Letters

Time to get on the right side of history

More than 30 years ago, I had the privilege of working as a media co-ordinator for The Sydney Gay & Lesbian Mardi Gras. In those days we were fighting for the right of people not to be considered a criminal or be beaten on the streets because of whom they loved. I saw what a community could achieve when they stood together and proud. These days my teenage children can't believe that it was once a criminal offence to be in a same sex couple. Their children won't believe that in 2017, same sex couples weren't allowed to marry. Let's get on the right side of history, Ballarat and show that as a community we stand together in support of marriage equality. When the postal ballot arrives this week, I will be voting yes and making sure my vote is counted. Vote yes and vote early.

Michaela Settle, Ballarat

Fond, if not so proud, memories

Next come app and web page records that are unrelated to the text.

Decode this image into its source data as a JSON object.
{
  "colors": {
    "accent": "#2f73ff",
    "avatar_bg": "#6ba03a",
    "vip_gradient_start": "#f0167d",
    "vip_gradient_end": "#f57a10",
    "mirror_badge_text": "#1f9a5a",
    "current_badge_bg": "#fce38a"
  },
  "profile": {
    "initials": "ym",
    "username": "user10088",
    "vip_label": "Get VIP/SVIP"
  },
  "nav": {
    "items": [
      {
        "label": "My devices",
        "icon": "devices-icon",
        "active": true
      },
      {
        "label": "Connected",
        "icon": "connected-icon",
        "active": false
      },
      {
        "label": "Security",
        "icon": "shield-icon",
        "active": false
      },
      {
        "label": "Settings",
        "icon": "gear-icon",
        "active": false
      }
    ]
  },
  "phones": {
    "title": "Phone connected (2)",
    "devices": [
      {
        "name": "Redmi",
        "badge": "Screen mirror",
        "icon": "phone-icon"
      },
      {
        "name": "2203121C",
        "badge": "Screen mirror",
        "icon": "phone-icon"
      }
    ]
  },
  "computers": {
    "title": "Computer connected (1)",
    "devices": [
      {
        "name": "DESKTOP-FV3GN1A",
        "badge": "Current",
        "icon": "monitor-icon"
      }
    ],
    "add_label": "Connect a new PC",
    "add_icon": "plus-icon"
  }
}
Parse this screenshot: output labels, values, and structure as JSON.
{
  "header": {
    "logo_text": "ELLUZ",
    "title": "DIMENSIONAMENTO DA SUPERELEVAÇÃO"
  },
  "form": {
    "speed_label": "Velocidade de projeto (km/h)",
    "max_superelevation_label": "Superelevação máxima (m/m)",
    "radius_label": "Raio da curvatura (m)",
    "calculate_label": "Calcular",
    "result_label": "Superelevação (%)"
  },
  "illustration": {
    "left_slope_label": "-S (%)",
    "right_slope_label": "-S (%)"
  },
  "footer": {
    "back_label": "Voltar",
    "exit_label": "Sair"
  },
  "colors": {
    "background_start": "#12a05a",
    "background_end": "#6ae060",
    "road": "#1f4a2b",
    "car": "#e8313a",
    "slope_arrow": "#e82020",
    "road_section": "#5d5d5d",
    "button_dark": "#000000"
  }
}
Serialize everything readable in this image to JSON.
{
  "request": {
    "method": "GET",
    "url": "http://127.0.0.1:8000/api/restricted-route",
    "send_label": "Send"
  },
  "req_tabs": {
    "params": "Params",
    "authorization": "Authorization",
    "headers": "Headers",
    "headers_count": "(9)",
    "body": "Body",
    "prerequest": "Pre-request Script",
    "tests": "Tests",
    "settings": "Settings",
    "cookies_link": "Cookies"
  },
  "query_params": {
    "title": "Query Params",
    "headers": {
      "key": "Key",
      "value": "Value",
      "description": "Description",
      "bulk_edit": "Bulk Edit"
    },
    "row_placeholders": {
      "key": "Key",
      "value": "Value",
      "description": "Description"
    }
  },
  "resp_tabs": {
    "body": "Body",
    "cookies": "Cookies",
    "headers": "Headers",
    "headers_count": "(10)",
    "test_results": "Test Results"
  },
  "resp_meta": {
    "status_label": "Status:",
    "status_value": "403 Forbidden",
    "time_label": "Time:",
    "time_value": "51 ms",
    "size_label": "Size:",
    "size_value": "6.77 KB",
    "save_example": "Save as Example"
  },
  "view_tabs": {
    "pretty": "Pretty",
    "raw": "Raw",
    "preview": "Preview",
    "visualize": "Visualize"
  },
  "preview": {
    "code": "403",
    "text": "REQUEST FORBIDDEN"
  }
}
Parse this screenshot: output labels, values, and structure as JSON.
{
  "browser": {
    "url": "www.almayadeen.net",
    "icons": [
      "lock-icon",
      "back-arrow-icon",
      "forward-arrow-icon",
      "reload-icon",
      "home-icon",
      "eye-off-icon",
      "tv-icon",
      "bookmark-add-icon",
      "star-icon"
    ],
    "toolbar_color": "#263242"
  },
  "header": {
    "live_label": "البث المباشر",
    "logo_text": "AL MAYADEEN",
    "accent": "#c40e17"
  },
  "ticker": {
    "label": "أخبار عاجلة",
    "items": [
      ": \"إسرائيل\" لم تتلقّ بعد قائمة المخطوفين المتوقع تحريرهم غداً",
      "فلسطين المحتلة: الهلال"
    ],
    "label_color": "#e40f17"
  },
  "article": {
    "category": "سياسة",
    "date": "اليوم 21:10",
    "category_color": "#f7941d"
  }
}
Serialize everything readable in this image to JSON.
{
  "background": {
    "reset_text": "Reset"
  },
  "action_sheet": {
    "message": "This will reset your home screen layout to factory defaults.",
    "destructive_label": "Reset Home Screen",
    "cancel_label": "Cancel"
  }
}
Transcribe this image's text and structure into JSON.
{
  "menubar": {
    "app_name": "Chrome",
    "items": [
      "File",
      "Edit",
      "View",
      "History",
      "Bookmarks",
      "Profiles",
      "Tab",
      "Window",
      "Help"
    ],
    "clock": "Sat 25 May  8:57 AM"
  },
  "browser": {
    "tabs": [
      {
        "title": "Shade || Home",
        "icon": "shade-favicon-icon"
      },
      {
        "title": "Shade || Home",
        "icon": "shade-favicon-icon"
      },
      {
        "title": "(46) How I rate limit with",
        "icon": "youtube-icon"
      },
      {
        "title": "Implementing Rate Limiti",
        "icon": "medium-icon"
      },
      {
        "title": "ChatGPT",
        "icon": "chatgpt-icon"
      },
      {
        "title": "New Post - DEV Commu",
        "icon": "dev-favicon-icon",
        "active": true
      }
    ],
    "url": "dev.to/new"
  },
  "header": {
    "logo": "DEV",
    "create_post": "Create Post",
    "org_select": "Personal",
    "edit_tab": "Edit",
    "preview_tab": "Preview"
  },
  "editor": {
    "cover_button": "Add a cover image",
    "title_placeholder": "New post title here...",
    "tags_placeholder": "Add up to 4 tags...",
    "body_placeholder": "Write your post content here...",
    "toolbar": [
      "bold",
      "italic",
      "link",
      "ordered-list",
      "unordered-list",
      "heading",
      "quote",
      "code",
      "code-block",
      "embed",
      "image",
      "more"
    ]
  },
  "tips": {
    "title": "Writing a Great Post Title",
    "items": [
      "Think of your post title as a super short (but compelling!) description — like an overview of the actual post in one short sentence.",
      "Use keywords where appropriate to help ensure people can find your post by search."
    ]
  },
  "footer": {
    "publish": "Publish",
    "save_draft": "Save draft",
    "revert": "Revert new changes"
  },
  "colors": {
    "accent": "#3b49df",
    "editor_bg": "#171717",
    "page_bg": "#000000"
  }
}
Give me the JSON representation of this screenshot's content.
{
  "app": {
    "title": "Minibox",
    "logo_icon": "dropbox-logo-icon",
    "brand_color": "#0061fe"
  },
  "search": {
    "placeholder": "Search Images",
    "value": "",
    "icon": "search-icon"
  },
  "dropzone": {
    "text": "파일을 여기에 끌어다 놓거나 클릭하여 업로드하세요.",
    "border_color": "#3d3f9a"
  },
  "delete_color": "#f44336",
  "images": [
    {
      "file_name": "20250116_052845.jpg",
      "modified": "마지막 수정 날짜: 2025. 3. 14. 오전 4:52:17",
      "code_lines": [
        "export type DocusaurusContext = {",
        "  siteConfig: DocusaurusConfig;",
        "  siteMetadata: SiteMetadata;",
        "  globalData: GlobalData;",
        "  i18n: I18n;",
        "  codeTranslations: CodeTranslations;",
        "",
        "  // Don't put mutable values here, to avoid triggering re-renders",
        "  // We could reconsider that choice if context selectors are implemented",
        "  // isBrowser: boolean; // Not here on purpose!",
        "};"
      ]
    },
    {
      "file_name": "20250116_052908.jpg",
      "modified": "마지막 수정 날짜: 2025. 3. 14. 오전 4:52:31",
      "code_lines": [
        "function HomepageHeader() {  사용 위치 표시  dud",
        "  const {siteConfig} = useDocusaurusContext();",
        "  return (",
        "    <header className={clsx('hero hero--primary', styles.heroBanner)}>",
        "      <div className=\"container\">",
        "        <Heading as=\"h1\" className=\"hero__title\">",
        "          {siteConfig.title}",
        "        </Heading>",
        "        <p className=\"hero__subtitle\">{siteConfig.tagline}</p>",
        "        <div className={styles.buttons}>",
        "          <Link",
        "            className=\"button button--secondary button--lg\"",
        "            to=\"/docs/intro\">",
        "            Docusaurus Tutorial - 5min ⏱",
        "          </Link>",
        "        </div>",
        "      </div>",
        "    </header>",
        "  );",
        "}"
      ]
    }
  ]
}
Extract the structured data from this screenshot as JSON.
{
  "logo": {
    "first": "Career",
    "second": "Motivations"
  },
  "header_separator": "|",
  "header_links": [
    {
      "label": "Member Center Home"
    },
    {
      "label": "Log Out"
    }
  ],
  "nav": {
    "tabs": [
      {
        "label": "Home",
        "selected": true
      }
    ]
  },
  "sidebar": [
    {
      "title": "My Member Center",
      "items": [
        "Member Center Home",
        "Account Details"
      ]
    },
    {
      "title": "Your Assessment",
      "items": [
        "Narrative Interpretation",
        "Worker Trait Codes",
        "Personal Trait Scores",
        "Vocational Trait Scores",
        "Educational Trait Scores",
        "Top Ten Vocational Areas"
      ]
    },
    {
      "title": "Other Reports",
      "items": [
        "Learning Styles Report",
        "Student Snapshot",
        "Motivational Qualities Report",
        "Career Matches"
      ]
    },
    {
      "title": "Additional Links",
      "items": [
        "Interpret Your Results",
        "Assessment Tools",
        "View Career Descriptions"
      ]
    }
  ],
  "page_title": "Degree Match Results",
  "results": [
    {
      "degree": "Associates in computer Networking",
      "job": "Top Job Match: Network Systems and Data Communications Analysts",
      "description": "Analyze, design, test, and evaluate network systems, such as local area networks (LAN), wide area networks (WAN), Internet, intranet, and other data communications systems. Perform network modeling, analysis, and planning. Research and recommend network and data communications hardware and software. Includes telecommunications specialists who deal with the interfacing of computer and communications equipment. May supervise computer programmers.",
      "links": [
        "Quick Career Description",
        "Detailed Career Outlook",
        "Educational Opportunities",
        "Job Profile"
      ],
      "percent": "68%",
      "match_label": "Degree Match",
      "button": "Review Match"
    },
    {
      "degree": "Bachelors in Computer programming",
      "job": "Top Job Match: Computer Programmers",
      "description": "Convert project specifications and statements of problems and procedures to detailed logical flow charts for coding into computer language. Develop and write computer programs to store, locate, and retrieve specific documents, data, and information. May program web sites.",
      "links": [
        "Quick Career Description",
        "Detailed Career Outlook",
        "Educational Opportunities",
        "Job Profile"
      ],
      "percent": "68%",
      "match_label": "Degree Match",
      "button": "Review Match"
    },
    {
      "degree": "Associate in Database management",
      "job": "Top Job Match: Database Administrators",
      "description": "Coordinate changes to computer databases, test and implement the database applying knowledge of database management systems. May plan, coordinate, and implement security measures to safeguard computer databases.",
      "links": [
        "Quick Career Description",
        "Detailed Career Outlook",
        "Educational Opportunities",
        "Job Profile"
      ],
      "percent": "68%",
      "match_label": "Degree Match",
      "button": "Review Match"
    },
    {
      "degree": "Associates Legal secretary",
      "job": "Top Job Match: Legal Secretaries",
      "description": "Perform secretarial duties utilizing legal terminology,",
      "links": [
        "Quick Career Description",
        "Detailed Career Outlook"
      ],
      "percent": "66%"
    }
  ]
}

Battle of Britain celebrations bring back a memory from Sept 15, 1950, when several hundred trainees and staff from the Air & Ground Radio School marched down Sturt St., to be awarded the Freedom of the City of Ballarat. A wonderful picture in The Courier next day, showed the column of men approaching, rifles with fixed bayonets on their shoulders, an impressive sight. But one man's rifle was totally askew, spoiling the whole picture! Yes, yours truly. When I saw the picture next day, I said to Brian Adams, an airman who had served in WWII and re-enlisted, "Why on earth didn't you tell me?" "Gus, he said, I was screaming at you, all the way down the hill. 'Comer, straighten your rifle'"! Sadly, lost in the romance of it all, head in the clouds, I had not heard one call! I spoiled an otherwise perfect picture. But I did go on to set a record which may never be beaten, the fastest ever peace-time promotion for a Radio Technician, from Aircraftsman to Warrant Officer in under ten years.

Arthur Comer, Sebastopol.